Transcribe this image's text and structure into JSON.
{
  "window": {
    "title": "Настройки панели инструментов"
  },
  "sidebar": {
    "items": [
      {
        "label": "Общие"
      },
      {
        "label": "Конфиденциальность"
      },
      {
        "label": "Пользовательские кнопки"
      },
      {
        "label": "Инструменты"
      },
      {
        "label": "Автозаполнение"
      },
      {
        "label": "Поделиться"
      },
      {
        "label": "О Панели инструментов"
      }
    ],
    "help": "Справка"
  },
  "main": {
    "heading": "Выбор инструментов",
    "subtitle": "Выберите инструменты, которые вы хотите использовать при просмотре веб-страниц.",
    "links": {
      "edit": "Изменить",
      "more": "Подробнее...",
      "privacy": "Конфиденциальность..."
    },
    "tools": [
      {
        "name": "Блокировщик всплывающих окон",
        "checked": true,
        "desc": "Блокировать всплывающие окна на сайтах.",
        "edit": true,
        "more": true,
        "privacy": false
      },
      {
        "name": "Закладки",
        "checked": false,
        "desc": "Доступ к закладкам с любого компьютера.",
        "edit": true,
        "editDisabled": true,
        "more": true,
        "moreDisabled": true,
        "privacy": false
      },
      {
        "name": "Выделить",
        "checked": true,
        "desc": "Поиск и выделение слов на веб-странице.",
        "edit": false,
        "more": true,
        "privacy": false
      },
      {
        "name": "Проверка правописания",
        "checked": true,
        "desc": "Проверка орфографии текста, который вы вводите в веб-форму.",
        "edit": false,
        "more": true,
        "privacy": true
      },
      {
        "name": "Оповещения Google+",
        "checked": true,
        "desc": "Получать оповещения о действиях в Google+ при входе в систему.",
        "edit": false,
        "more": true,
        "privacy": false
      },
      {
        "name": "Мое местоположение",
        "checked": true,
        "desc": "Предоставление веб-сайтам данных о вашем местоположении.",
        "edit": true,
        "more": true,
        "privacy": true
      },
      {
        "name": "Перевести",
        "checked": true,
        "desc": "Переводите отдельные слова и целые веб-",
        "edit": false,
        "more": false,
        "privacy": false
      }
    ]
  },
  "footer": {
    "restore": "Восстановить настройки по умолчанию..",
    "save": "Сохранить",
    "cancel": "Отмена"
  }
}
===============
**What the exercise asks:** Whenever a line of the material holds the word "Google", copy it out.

**The answer:**
        "name": "Оповещения Google+",
        "desc": "Получать оповещения о действиях в Google+ при входе в систему.",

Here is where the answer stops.